Work request —
Pull every line with the word "Document" out of the entries below.

Dataset excerpts
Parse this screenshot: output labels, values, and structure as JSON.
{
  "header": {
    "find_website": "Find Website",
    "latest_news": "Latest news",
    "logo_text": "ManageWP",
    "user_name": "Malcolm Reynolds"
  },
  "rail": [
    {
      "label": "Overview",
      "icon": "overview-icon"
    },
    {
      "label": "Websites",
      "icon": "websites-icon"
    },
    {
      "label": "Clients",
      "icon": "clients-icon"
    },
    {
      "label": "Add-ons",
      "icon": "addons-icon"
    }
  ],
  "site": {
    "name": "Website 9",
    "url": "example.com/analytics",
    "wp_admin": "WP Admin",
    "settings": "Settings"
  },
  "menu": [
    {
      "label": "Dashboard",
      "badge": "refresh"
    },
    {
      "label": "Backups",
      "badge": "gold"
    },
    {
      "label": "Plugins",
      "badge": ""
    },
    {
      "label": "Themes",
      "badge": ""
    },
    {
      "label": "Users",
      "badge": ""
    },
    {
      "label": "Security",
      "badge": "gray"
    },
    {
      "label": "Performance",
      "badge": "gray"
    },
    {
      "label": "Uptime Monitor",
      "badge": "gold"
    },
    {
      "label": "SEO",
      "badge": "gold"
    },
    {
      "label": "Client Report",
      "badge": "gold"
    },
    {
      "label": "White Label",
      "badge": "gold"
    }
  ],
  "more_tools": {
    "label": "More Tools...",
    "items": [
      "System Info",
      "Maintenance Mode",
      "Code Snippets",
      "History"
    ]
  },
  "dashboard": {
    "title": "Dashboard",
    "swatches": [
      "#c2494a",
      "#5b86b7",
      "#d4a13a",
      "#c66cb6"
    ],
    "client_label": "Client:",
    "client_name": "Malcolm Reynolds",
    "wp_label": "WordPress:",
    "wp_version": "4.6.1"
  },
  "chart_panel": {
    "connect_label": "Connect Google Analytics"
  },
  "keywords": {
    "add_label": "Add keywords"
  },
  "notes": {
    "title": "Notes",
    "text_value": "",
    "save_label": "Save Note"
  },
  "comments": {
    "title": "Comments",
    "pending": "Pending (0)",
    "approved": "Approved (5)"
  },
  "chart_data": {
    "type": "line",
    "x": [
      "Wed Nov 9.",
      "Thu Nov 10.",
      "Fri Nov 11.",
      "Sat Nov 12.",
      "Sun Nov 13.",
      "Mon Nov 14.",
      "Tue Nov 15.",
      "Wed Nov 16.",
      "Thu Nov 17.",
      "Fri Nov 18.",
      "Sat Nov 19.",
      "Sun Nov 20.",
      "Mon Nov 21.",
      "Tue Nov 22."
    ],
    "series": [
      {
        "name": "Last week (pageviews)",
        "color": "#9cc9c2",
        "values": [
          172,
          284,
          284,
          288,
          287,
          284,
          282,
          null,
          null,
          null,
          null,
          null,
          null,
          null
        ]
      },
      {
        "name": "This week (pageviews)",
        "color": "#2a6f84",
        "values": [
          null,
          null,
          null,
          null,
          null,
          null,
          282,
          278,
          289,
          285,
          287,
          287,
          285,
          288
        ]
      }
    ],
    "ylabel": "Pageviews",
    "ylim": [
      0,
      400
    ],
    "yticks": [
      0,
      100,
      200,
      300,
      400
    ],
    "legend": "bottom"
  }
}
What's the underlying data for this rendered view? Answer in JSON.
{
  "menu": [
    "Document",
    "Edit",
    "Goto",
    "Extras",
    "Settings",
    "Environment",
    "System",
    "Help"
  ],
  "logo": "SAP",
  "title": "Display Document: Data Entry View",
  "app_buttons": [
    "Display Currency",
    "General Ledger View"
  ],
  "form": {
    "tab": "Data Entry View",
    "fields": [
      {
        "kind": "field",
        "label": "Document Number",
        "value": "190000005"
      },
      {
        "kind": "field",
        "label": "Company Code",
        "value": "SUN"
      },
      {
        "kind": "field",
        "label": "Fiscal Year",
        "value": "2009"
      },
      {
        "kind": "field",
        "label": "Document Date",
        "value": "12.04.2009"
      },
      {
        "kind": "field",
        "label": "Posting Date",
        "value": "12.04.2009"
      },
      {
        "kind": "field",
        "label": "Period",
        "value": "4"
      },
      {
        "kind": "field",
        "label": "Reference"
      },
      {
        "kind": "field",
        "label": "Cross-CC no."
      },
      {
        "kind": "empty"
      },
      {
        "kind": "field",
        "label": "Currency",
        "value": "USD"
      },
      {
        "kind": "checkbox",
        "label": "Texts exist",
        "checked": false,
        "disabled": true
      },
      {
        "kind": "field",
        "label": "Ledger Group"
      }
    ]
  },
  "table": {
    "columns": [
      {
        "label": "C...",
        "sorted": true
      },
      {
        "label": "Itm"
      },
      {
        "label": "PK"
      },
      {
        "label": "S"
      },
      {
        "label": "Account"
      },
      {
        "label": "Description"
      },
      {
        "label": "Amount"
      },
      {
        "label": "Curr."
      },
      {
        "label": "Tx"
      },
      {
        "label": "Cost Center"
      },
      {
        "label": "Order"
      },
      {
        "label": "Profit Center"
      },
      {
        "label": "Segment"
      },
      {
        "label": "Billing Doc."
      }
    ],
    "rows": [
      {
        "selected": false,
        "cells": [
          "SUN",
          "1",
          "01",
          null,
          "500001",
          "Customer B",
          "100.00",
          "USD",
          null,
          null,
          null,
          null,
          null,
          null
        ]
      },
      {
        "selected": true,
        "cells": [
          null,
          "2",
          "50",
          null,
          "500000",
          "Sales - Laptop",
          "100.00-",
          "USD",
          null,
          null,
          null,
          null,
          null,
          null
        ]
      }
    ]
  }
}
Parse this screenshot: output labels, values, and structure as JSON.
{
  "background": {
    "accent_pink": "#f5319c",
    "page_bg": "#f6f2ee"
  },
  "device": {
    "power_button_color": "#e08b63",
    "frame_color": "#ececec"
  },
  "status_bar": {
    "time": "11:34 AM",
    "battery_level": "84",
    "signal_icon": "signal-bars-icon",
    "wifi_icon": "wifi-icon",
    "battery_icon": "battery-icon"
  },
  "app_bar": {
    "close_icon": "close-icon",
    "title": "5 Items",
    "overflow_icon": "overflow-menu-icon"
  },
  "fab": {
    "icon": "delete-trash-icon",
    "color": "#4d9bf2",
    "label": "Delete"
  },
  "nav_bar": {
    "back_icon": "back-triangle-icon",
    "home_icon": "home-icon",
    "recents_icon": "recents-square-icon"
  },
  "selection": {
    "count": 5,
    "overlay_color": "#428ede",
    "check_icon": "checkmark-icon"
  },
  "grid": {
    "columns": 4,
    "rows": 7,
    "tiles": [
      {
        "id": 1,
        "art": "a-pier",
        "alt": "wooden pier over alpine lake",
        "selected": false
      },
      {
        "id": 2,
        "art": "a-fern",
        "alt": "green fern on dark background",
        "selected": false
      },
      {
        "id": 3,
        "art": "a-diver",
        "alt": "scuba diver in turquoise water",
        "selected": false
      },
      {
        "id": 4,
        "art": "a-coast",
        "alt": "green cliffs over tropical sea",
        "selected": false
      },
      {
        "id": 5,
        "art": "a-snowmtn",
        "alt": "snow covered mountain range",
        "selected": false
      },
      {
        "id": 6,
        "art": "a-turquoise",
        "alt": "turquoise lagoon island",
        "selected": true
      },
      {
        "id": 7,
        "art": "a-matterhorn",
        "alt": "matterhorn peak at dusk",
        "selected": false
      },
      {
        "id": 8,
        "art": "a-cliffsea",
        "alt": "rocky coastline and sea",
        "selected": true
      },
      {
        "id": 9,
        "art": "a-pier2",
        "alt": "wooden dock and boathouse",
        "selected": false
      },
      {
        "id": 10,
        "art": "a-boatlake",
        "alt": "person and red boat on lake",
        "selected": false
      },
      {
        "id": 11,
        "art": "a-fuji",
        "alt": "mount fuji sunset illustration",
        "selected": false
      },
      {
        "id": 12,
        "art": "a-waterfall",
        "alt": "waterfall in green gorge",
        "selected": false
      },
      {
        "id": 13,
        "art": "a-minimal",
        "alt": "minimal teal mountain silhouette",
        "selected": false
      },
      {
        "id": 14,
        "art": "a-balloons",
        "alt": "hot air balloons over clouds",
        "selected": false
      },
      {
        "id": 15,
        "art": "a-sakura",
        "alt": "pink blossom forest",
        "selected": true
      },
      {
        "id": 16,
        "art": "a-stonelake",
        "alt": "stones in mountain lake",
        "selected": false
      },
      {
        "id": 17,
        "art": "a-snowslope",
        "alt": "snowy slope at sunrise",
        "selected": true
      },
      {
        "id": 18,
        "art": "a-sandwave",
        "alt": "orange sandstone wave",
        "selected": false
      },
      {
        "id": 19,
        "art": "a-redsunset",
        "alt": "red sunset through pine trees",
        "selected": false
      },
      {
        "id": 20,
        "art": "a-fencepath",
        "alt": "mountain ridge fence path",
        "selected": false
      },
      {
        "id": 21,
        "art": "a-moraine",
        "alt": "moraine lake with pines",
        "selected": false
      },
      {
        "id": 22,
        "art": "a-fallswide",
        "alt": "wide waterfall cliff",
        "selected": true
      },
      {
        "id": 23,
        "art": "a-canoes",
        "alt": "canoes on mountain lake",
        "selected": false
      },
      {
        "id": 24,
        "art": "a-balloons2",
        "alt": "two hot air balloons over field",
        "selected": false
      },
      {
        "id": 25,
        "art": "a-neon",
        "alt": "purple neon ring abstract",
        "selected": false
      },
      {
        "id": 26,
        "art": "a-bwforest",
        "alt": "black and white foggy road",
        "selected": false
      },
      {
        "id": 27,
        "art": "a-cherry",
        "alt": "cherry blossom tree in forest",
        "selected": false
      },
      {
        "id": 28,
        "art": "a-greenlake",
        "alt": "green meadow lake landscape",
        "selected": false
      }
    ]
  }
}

Response box —
    "Document",
  "title": "Display Document: Data Entry View",
        "label": "Document Number",
        "label": "Document Date",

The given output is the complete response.